In this post I want share some personal development practices used working with the Symfony 2 framework.

I’m not sure them are great or almost good practices, but I find them useful and if you want suggest me some cons about using them (or some pros using other practices), then thank you. :) 

Configuration directories

Usually the configuration for bundles are included in the config.yml or config_*.yml files, I think this isn’t great because force the developer to maintain something that could become really big, imagine this configuration expanded for your needs.

A practice I’m using is to contain the configuration of every third-party bundle in a single YAML file, named with the root of the configuration, in the app/config/vendor directory and including them in the config.yml file (or app/config/vendor_dev in the config_dev.yml if the bundle is used only during development).

Something like this:


Configuration over parameters

Before starting some open source bundles, I saw some advantages in working with parameters instead of a complex configuration, for example in the DoctrineCacheBundle the setup of a server host has to be repeated over every provider.

I imagine this was done to allow different hosts, but when I develop there are only two hosts: one for development (on Vagrant my dear localhost) and on production an external host.

The effort of define every provider can be replaced simply using memcached: ~ and setting the parameter, this will be used by every provider of type memcached.

Experimenting this example, I started defining more or less every configuration in my bundles as a parameter (for the naming strategy of these parameters see below) allowing to redefine them in two ways:

  1. if the user override the parameter, than that’s used
  2. if the configuration is explicit, than the configuration override the parameter value (redefine it)

Tests directory

I must admit that since few month ago I wasn’t really familiar with unit/functional tests, but when I started learning them immediately one thing captured my attention: the bootstrap.

Looking some open source projects, all those have a tests/bootstrap.php which doesn’t do anything else than preparing the namespaces and classes autoload, and I thought “but there’s already Composer for this!”

Then the solution was: move the phpunit.xml.dist in the project root, setting the bootstrap attribute to vendor/autoload.php and setting


Tests instead of tests to follow the PSR-1 standard, and that’s all: no autoload to define, no tests/bootstrap.php and all the tests can be based on namespace just adding this to the composer.json:

  "autoload": {
    "psr-4": {
      "Vendor\Project": "."

of course your tests will be under a VendorProjectTests* namespace.

If you use the PSR-0 standard and src and tests directories, the approach is better:

  "autoload": {
    "psr-0": {
      "Vendor\Project": "src"
  "autoload-dev": {
    "psr-0": {
      "Vendor\Project\Tests": "tests"

Why am I talking about this considering that Symfony 2 already uses this approach?

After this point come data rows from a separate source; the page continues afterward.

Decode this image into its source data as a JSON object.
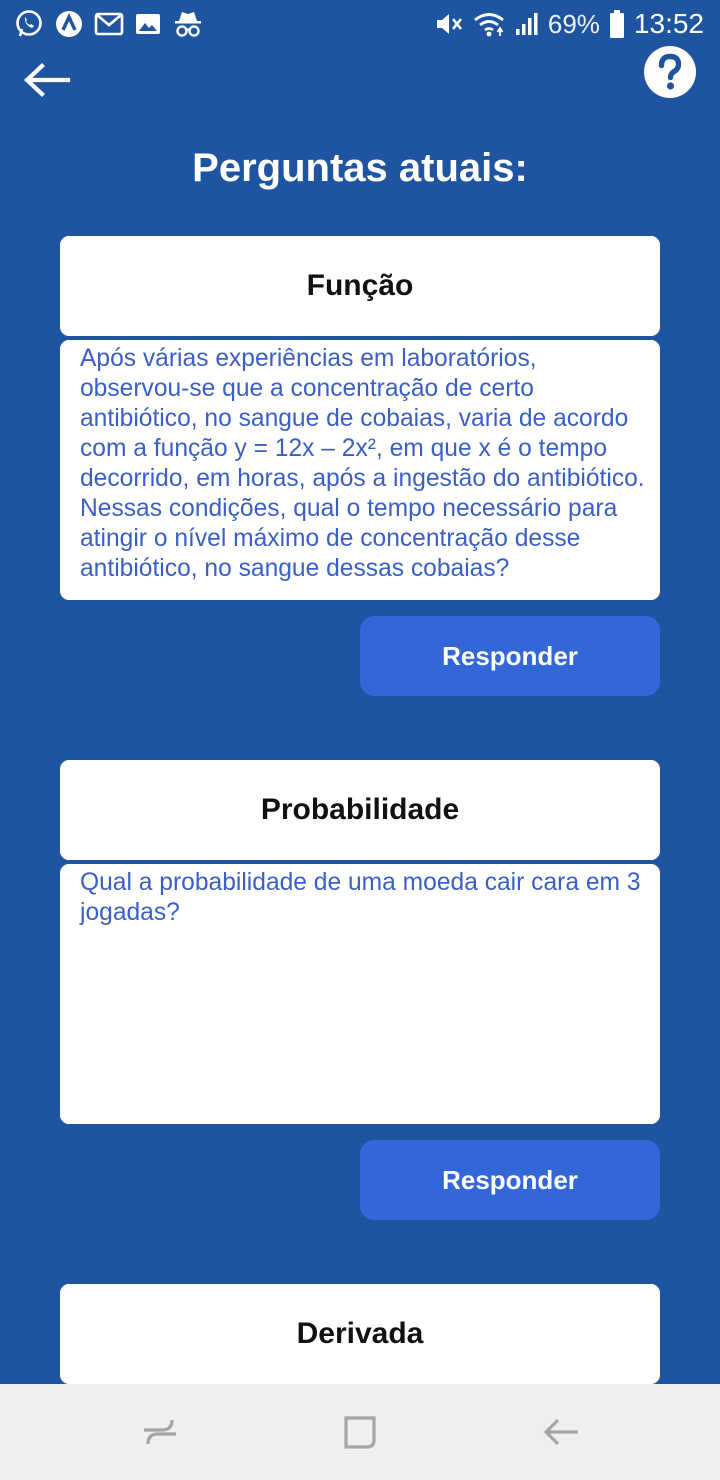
{
  "status_bar": {
    "battery_percent": "69%",
    "time": "13:52"
  },
  "header": {
    "back_icon": "arrow-left-icon",
    "help_icon": "help-circle-icon",
    "title": "Perguntas atuais:"
  },
  "questions": [
    {
      "topic": "Função",
      "text": " Após várias experiências em laboratórios, observou-se que a concentração de certo antibiótico, no sangue de cobaias, varia de acordo com a função y = 12x – 2x², em que x é o tempo decorrido, em horas, após a ingestão do antibiótico. Nessas condições, qual o tempo necessário para atingir o nível máximo de concentração desse antibiótico, no sangue dessas cobaias?",
      "answer_label": "Responder"
    },
    {
      "topic": "Probabilidade",
      "text": " Qual a probabilidade de uma moeda cair cara em 3 jogadas?",
      "answer_label": "Responder"
    },
    {
      "topic": "Derivada"
    }
  ],
  "colors": {
    "background": "#1f55a0",
    "card": "#ffffff",
    "question_text": "#3a5fc6",
    "button": "#3366d6"
  }
}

Because I use it for Symfony 2 bundles, Silex service providers and standalone libraries.

Tests kernel

When I work on tests sometimes I use an AppKernel created only for tests, like this. There isn’t very much to say about this system, it is like a reproduction of the application. I think it’s useful for two reasons:

  1. instead of mocking the whole world, it already reproduces the sub-application with only the features required
  2. more different configurations can be tested

@inheritdoc all the things!

Documentation is important, but somethimes I really don’t know what to say about a class or a method, often small method are just a concatenation of native PHP functions. Then I always use the {@inheritdoc}, just to allow an inherited doc from parent class or method (for example supported by apigen) while thinking what I can say about them hehe.

Naming strategies

My naming strategies are different and depend on what I should identify.

If a class is used as a service then the identifier is the full namespace lowercase, with and underscore separating uppercase letters and a dot instead of the backslash, so for example VendorBundle\Package\LibraryController become vendor_bundle.package.library_controller

Database tables are always lowercase (setting doctrine.orm.naming_strategy: doctrine.orm.naming_strategy.underscore) and when possible have a small prefix.

If something must refer to a configuration, I try to use the full configuration tree, for example:

      type: apc

      id: doctrine_cache.providers.doctrine.orm.metadata_cache_driver
      type: service

These are my conventions, now my speed of development and assimilation of Symfony 2 best practices are good but, considering the universe behind this framework, I’m always looking for other best practices or suggestions. :)